[INPUT FOR THIS TASK]
************

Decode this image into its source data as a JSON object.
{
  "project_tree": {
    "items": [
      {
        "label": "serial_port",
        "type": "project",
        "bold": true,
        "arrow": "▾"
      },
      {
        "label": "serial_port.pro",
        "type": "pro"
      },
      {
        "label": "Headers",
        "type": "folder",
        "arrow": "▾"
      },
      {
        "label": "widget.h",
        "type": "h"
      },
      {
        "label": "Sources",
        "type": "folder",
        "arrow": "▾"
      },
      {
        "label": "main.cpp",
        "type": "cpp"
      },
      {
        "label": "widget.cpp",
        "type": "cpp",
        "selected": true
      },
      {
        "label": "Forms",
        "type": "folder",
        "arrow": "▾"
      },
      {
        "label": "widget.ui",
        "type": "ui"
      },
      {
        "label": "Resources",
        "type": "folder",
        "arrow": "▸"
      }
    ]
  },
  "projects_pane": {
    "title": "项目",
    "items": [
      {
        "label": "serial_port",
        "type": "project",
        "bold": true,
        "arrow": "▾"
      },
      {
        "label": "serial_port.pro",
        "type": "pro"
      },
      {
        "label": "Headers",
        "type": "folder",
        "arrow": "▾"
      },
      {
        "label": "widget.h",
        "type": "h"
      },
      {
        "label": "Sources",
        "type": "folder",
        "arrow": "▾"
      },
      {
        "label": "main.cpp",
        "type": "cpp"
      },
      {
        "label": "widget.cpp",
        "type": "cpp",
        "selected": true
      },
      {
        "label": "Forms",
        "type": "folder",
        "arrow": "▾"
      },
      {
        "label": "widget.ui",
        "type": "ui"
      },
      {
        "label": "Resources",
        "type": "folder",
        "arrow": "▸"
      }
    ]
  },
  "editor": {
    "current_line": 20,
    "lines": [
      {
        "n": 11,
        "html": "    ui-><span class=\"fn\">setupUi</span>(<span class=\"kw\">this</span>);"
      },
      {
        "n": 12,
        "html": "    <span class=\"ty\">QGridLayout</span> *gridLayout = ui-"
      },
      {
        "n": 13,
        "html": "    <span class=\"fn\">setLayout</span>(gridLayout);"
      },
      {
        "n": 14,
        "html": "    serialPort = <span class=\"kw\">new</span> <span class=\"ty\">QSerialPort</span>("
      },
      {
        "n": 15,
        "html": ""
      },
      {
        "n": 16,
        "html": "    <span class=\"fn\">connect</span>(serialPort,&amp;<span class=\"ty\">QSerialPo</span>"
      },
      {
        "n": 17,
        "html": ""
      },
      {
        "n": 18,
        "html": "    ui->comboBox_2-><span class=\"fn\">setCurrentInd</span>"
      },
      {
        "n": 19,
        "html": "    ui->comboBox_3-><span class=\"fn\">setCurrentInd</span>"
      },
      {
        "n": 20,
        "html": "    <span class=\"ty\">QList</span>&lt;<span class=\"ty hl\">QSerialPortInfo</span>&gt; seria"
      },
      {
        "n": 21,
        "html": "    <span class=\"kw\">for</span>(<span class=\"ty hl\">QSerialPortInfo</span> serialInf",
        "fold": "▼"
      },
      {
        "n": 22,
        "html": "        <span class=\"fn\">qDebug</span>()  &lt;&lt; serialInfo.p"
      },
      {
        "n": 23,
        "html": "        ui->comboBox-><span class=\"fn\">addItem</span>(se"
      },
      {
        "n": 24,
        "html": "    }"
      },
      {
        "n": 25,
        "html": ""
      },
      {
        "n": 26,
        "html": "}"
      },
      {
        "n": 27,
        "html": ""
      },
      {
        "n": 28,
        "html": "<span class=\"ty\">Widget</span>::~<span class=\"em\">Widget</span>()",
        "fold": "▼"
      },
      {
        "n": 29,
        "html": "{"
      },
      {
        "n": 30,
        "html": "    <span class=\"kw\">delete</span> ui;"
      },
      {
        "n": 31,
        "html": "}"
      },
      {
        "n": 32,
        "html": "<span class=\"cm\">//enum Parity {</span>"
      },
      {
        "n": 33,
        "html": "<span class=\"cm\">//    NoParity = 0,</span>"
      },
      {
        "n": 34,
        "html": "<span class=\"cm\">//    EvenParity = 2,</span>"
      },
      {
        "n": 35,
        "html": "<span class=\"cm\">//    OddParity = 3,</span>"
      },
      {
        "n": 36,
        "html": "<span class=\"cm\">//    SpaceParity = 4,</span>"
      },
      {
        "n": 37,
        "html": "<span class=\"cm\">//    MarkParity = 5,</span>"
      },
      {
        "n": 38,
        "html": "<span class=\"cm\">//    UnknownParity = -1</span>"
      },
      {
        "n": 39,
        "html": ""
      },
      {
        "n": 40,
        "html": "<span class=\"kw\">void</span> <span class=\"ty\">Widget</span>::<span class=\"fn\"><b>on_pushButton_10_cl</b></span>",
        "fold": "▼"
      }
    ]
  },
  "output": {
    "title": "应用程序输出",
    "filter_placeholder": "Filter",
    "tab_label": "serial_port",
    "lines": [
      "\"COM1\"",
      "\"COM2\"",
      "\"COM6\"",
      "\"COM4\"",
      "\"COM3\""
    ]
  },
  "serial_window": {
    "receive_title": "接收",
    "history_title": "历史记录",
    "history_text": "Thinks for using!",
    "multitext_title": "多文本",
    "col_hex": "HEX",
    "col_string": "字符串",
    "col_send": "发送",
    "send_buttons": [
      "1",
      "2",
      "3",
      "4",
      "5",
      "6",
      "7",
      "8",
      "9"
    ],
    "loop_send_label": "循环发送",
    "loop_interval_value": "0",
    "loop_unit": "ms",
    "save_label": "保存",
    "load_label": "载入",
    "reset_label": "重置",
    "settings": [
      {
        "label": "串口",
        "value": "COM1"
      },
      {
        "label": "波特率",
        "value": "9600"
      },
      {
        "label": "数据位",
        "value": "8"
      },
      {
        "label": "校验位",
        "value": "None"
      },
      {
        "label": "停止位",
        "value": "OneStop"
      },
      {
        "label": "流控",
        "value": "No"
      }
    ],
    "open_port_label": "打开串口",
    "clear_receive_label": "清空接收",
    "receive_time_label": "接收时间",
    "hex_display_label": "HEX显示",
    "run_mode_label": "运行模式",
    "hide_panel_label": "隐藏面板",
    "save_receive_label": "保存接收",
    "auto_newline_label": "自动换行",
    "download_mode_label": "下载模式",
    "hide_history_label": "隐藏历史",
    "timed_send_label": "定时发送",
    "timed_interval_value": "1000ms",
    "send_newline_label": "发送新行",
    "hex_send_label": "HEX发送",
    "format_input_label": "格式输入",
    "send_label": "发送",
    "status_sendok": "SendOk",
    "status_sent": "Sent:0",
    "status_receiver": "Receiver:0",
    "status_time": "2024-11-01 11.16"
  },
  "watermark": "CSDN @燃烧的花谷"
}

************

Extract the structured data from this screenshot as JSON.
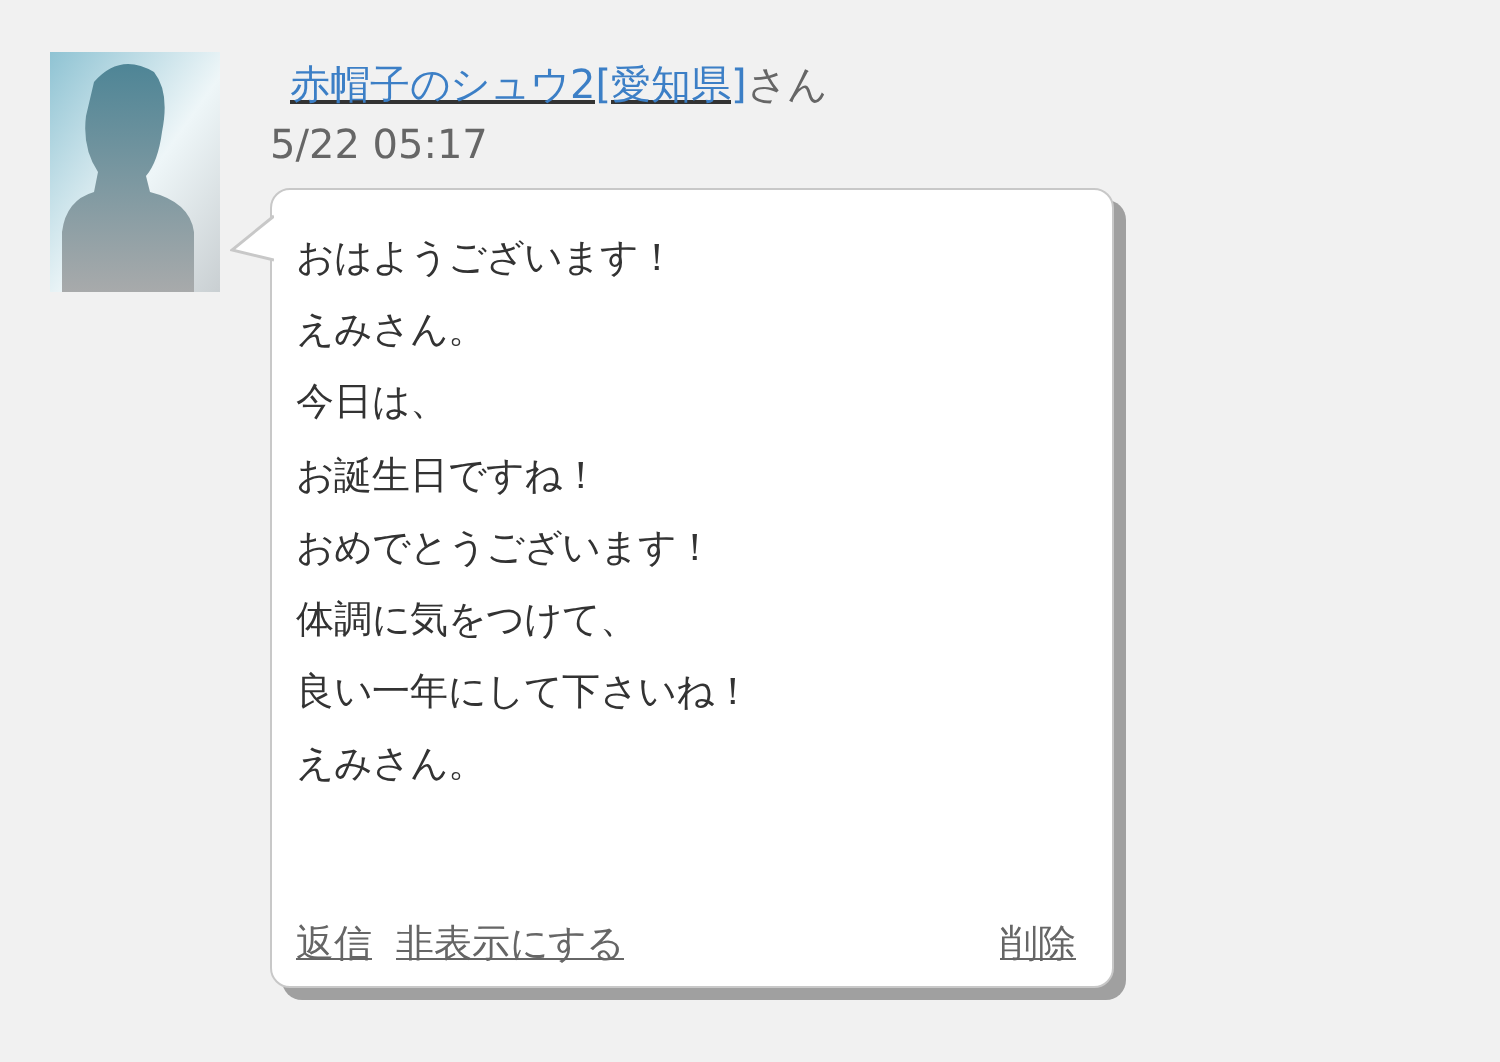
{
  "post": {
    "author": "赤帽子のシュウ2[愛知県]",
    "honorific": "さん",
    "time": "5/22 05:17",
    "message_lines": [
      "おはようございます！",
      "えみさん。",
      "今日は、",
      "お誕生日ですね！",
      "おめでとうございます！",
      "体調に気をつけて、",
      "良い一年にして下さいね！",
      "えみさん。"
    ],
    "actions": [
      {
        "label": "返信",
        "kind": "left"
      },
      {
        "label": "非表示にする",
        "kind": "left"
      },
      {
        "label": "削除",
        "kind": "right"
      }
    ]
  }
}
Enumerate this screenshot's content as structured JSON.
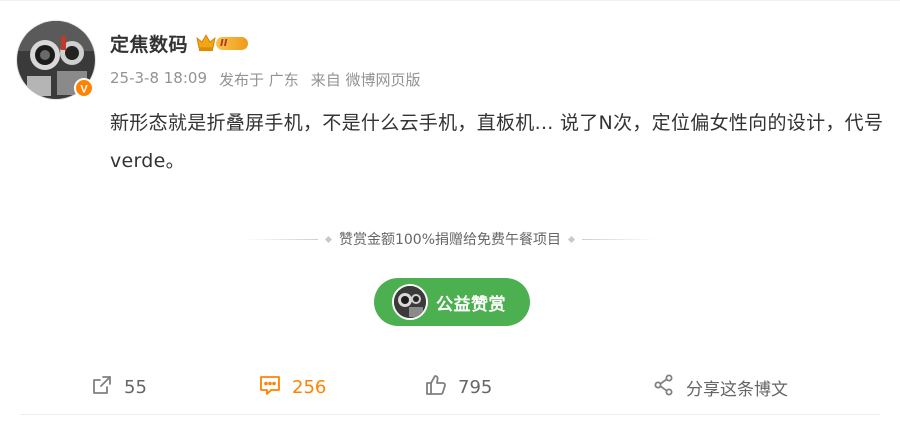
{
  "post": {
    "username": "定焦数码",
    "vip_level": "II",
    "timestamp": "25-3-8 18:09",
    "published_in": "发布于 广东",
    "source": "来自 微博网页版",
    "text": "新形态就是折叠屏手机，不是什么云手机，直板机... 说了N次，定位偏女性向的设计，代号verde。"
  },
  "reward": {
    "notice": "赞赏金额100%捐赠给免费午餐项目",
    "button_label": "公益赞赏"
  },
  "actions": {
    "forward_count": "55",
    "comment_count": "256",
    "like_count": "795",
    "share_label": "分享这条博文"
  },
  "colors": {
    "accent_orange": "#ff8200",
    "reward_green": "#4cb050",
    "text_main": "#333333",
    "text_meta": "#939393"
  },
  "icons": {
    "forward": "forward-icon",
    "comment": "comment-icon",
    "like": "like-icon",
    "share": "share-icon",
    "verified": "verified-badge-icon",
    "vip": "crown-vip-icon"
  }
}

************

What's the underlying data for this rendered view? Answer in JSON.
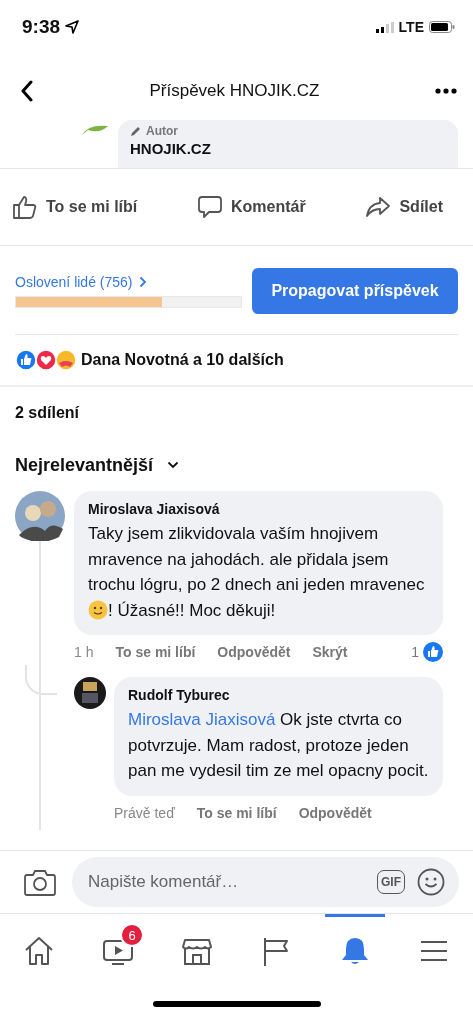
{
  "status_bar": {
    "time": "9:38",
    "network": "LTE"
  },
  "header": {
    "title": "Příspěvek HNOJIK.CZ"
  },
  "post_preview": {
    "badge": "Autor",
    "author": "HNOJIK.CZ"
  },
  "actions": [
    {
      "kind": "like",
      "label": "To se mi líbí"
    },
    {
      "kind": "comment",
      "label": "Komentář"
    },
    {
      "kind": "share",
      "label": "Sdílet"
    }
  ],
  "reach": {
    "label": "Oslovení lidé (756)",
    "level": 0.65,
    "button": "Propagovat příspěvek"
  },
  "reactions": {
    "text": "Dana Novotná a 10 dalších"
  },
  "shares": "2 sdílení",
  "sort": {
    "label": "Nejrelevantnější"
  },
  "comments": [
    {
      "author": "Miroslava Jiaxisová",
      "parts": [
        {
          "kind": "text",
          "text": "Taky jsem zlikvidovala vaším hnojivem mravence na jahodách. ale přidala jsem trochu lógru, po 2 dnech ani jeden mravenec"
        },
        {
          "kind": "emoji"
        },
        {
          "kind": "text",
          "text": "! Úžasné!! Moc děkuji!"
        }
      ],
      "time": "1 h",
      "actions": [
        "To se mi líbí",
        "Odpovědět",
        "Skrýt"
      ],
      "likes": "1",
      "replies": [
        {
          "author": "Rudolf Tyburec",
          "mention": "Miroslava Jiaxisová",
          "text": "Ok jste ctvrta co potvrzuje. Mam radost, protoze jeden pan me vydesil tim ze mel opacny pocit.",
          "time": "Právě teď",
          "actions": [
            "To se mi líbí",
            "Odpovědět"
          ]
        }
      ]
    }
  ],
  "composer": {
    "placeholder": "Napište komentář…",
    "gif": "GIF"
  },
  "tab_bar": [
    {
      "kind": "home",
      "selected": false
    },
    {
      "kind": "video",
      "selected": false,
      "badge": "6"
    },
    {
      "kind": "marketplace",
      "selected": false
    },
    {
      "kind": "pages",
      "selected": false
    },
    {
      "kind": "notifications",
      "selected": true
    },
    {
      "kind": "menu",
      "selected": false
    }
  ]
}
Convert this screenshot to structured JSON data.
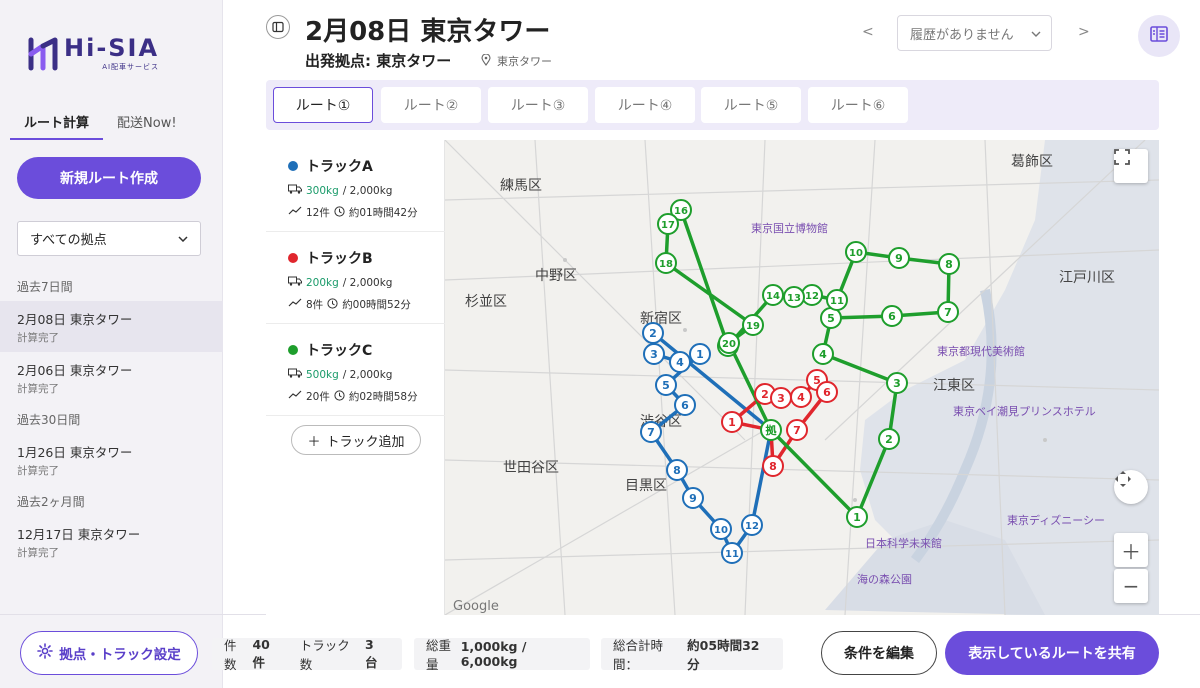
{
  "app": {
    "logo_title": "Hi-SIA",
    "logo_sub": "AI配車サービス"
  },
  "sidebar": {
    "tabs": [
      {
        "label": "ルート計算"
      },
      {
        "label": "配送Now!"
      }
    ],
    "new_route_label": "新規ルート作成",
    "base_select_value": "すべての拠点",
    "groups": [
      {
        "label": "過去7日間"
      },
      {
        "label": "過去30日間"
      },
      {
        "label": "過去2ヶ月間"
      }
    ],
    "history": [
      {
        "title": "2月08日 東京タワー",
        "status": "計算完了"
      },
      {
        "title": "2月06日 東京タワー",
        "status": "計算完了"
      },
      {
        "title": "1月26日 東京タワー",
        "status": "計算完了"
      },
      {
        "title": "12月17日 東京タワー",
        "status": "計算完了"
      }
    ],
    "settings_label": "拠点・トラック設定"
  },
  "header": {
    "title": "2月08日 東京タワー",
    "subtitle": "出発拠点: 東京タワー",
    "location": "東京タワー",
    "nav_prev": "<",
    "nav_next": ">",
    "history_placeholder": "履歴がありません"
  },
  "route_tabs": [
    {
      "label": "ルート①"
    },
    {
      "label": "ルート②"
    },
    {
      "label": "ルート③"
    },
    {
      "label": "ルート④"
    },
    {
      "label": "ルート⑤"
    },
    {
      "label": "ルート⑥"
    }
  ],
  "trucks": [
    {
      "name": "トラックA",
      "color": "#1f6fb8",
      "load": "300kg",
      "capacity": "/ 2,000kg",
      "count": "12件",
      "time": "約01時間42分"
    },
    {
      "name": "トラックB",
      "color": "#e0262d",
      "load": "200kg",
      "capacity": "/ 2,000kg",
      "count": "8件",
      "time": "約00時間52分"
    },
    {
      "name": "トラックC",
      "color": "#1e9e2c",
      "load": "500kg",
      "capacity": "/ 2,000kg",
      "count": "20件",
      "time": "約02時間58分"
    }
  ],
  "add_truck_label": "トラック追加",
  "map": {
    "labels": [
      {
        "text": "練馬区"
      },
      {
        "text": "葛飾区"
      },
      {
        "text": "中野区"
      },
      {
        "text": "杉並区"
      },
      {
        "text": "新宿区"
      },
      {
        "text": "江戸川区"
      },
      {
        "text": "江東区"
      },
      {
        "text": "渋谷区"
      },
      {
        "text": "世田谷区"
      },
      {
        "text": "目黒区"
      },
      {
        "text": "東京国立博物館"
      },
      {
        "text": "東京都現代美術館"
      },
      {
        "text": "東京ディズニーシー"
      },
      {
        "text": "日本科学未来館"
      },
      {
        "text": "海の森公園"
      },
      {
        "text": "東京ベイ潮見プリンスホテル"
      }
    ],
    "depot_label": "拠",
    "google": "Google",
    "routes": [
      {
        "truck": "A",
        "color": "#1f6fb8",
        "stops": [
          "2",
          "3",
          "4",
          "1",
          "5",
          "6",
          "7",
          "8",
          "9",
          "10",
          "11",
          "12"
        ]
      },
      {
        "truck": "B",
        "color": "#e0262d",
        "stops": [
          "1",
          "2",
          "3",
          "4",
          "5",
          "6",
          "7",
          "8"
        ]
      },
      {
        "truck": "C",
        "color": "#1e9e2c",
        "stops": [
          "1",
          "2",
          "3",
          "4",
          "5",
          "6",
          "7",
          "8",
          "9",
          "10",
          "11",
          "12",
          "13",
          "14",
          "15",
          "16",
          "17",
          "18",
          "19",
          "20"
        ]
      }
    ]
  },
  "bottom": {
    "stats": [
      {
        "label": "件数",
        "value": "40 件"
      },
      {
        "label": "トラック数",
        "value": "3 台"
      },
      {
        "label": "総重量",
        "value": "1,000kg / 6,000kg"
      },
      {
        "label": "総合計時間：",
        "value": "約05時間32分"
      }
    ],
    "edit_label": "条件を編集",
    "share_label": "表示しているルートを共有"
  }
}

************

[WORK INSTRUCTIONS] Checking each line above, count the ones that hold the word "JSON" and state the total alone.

[ANSWER BOX] 5